WASHINGTON (Oct. 3)
The Senate-House conference on the continuing resolution for foreign assistance is expected to adopt the Mondale Amendment increasing last year’s $50 million in economic aid to Israel to $250 million. Its action is expected to prevail.
The conferees were reported today as not yet having reached the Mondale Amendment in their considerations. The continuing resolution would maintain the spending levels in the aid program that existed in fiscal year 1974 except for Israel, which would be increased, and cut out military aid to Turkey and Chile. The amendment proposed by Sen. Walter Mondale (D.Minn.) would also make it possible to convert into a grant $100 million of the $300 million in military credit allowed Israel in the 1974 program.
Some uncertainty over the amendment’s final success hovers around the fact that President Ford has warned he will veto the continuing aid resolution if assistance to Turkey and Chile are eliminated under other amendments to the resolution. This conflict between the Senate and the Administration over aid to Turkey and Chile brought about the postponement and possibly the death of the Foreign Aid Authorization Bill for fiscal 1975 which ends next June 30. The continuing resolution would extend the life of the 1974 program from last July 1 until a new law is legislated.

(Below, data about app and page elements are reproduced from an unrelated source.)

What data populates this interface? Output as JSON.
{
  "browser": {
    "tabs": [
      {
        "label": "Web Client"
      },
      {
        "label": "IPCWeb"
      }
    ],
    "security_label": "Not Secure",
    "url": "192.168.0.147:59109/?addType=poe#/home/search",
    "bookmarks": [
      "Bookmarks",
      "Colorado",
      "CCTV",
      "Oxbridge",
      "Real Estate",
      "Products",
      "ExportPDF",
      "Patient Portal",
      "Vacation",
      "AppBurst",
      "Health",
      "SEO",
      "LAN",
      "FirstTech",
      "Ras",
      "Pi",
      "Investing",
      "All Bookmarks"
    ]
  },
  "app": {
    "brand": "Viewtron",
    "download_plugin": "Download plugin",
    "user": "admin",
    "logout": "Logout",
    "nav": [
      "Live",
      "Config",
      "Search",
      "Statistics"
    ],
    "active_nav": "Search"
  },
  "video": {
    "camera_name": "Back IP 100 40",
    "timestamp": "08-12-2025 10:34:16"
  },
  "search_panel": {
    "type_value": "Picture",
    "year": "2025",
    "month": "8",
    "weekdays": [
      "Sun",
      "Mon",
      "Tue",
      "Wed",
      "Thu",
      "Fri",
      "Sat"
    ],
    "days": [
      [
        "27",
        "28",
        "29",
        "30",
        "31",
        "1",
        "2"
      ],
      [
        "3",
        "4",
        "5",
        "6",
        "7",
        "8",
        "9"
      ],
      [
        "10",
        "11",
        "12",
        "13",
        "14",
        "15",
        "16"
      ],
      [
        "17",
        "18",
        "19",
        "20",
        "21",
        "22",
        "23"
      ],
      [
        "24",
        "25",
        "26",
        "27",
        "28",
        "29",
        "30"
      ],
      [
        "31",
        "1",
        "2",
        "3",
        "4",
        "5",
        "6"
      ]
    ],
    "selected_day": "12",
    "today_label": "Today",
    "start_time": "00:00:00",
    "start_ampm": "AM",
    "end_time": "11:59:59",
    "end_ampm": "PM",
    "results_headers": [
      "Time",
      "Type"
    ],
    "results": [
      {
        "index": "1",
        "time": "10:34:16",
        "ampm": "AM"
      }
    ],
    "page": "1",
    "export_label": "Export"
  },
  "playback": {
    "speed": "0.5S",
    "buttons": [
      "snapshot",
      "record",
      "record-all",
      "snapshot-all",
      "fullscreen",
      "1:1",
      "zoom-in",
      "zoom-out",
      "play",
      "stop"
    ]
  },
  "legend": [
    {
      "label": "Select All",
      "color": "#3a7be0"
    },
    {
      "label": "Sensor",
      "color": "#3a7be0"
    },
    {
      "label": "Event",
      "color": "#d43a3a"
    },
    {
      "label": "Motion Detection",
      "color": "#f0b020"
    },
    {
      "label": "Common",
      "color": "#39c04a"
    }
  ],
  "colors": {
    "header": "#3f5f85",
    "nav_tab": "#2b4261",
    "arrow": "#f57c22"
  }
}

The Administration, Capitol Hill sources noted, may insist that increased aid to Israel, popular in Congress, should be granted only if Turkey and Chile receive continuing support. Responding to the request of Mondale that the Israel economy not “be held hostage” to the foreign aid authorization, the Senate adopted his amendment by a vote of 65-25.
NO ACTION EXPECTED BEFORE NOV. 5
The Mondale amendment carries the same provisions adopted by the Senate Foreign Relations Committee in its foreign aid measure which the Senate yesterday recommitted to that committee by a 41-39 vote in the wake of a Presidential veto threat. The House Foreign Affairs Committee which is still considering its foreign aid authorization bill also has approved the additional assistance to Israel but the House has yet to vote on that bill.
With the House recessing Oct. 11 and the Senate about Oct. 15 for the Nov. 5 election, no action is expected on the new authorization measure before then. It is unlikely too that Congress will have time before its adjournment in Jan. to work out both authorization and appropriation bills before foreign aid becomes law, and the entire process may be left for the new Congress convening next year.
It was in view of that probability that no new aid bill may be forthcoming or long delayed that Mondale urged passage of his amendment because “this money is urgently needed by the Israeli government.” The Yom Kippur War “cost Israel a year’s gross national product,” he said. “Translated into American terms it would be the equivalent of a loss of a trillion dollars. It is easy to imagine the state that our economy would be in after suffering such costs. In many ways the Israel economy, being smaller and less flexible, has suffered even greater damage.”